The aide was barely a third his age. “Professional? The Director will see you now.”
Faller tucked the palmpad securely into one armpit and followed the aide through three layers of outer office. The new Director’s personal office was unimpressive, as was the new Director, a small nervous man with a permanent frown who was directing that frown toward his deskscreen. He made a shooing motion with one hand without looking up. The aide discreetly evaporated.
“Professional Faller. Don’t bother to sit.”
Faller forbore to mention that the Director occupied the only chair. “Yes, Administrator. Thank you for seeing me on such short notice, sir.”
“And don’t bother toadying.” The Director turned that frown toward Faller. “You were born Professional, I take it.”
“I, ahh, I mean, yes. Yes, sir.”
“My family have been Artisans for more than a hundred years,” the Director said severely. “I was the first elevated to Professional. I am the sole member of my family, ever, to rise as high as Administration. Ordinarily I enjoy obsequy as much as the next Administrator, but this is not an ordinary day.”
“Yes, sir. That’s why I asked to see you.” Faller licked his lips and extended the palmpad like a serving tray. “This—I mean, have you seen this? What I’m supposed to show him?”
“Please, Administrator, you must understand—this will not persuade him. Or intimidate him. It’s exactly the opposite of how—”
“Only a moment ago I was onscreen with the Board of Governors making precisely that argument. The Board isn’t interested in argument. They aren’t interested in our opinions. They’re interested in our obedience, and they will have it.”
“Administrator—” Faller almost dropped the palmpad for the second time in five minutes. He set it on the Director’s desk and backed away. “I’m not sure I can do this.”
“And I’m sure you will.”
“But—please, sir. I thought you knew him. I can’t threaten his family—do you know what happens to people who threaten his family?”
“You won’t threaten his family. Neither will I. Our task is to convey information. Specific information, conveyed as specifically directed.”

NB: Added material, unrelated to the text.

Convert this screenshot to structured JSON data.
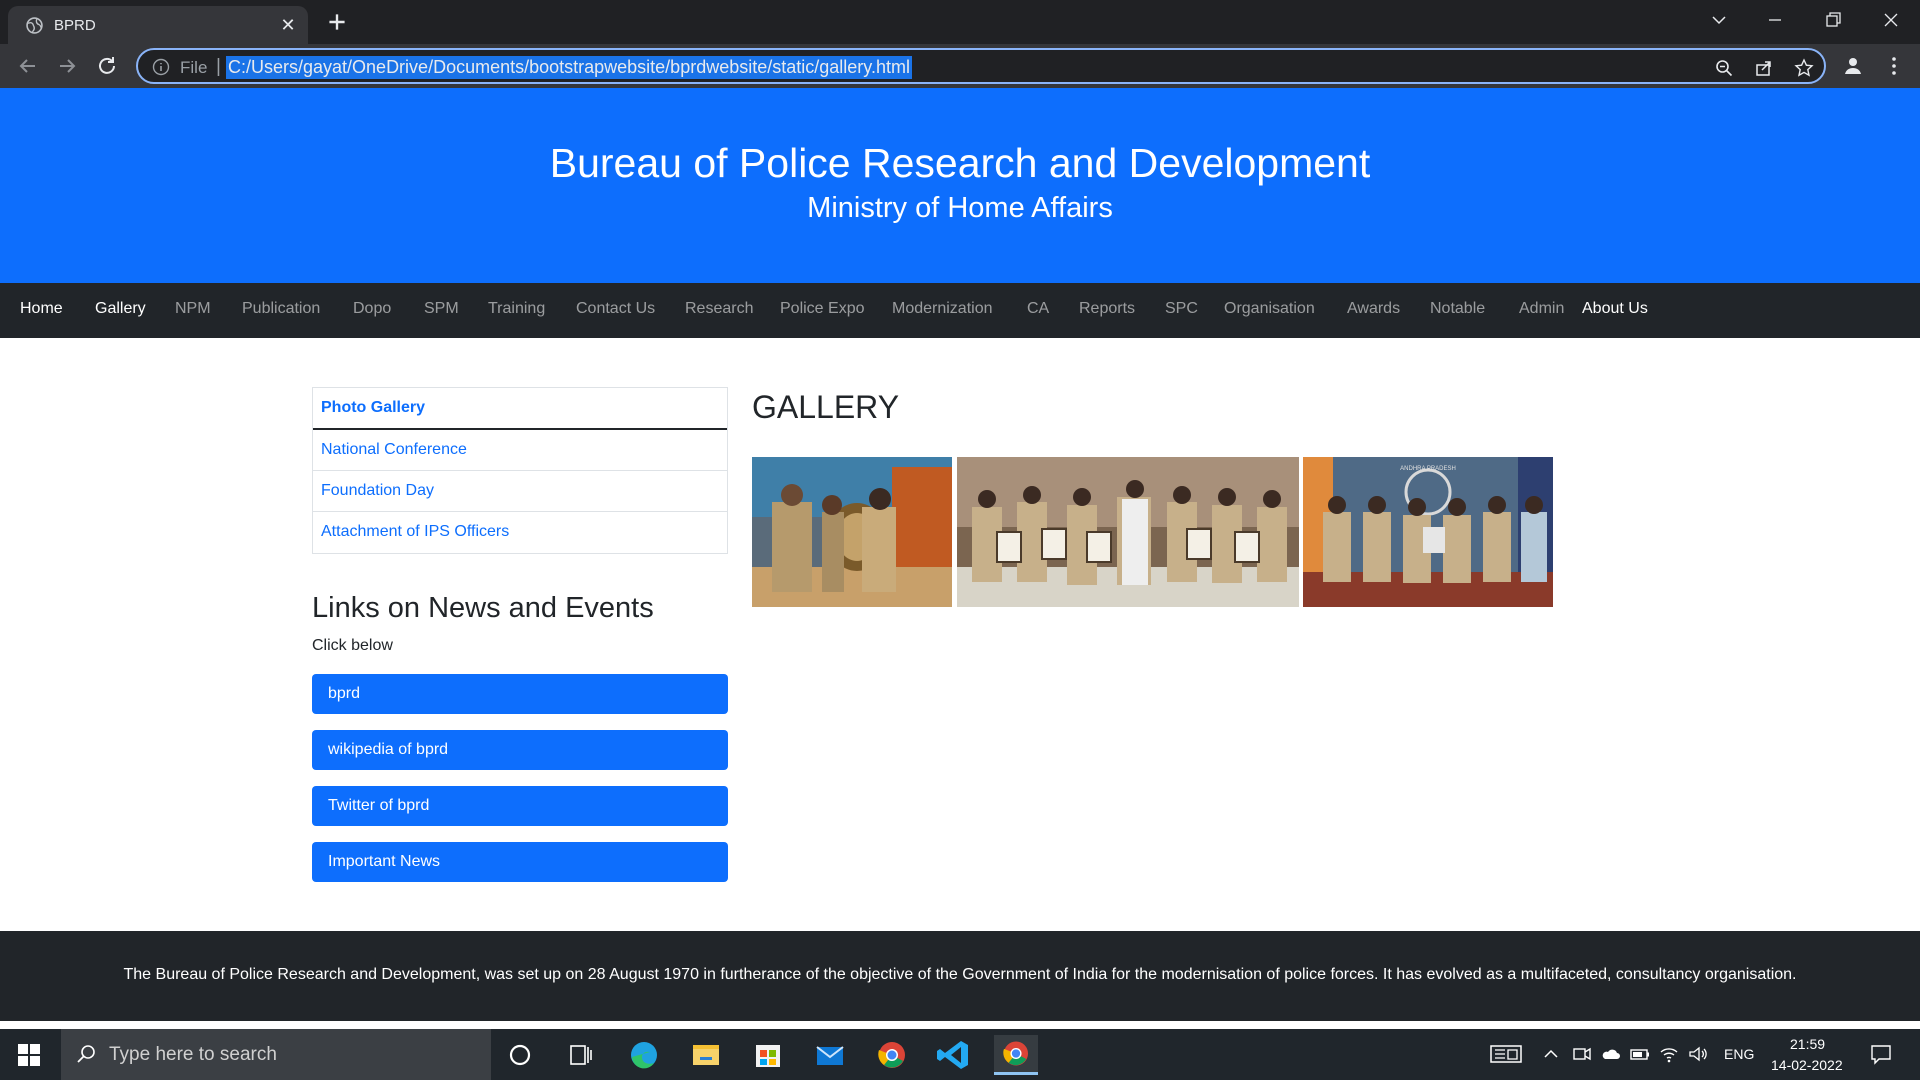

“That’s a—” Faller thought he was about to laugh; what came from his mouth was instead more of a despairing bleat. “Do you think he’ll care about fine distinctions?”
“Of course I’m frightened,” Faller said. “Have you not seen footage of the fire at Marc Vilo’s estate? Have you never cubed For Love of Pallas Ril?”
The Director lifted a hand as though to massage a headache. The hand trembled, just a bit, and instead he wiped away pale sweat that had beaded above his eyebrows. For a long moment he sat, eyes closed, resting his head against his sweaty hand, then abruptly huffed a sigh and rose. “Professional Faller, the analysis I am about to share with you is speculation, nothing more. Despite it being nothing more than speculation, sho
“I, ah—yes, sir. I mean, I understand, Administrator.”
The new Director rounded his desk and perched himself informally on one corner. “I was a porter and part-time nurse’s aide when Arturo Kollberg came to be Director of St. Luke’s Ecumenical in Chicago. I found ways of bringing myself to his attention, and made myself useful in any and every manner he might so much as mention. He found me sufficiently useful that when he was hired by the Studio, he brought me with him, and sponsored my upcaste to Professional to serve as his private secretary, which I did for more than a decade. After Chairman Kollberg’s breakdown, I served in the same capacity under the new Chairman, Administrator Hari Michaelson. Because the Board of Governors considered Chairman Michaelson to be unreliable and potentially treasonous, they requested I provide periodic updates on the Chairman’s activities. My compliance with their orders led me to find myself this close—”
Caine's Law by Matthew Woodring Stover / Fantasy / Science Fiction have rating 4 out of 5 / Based on32 votes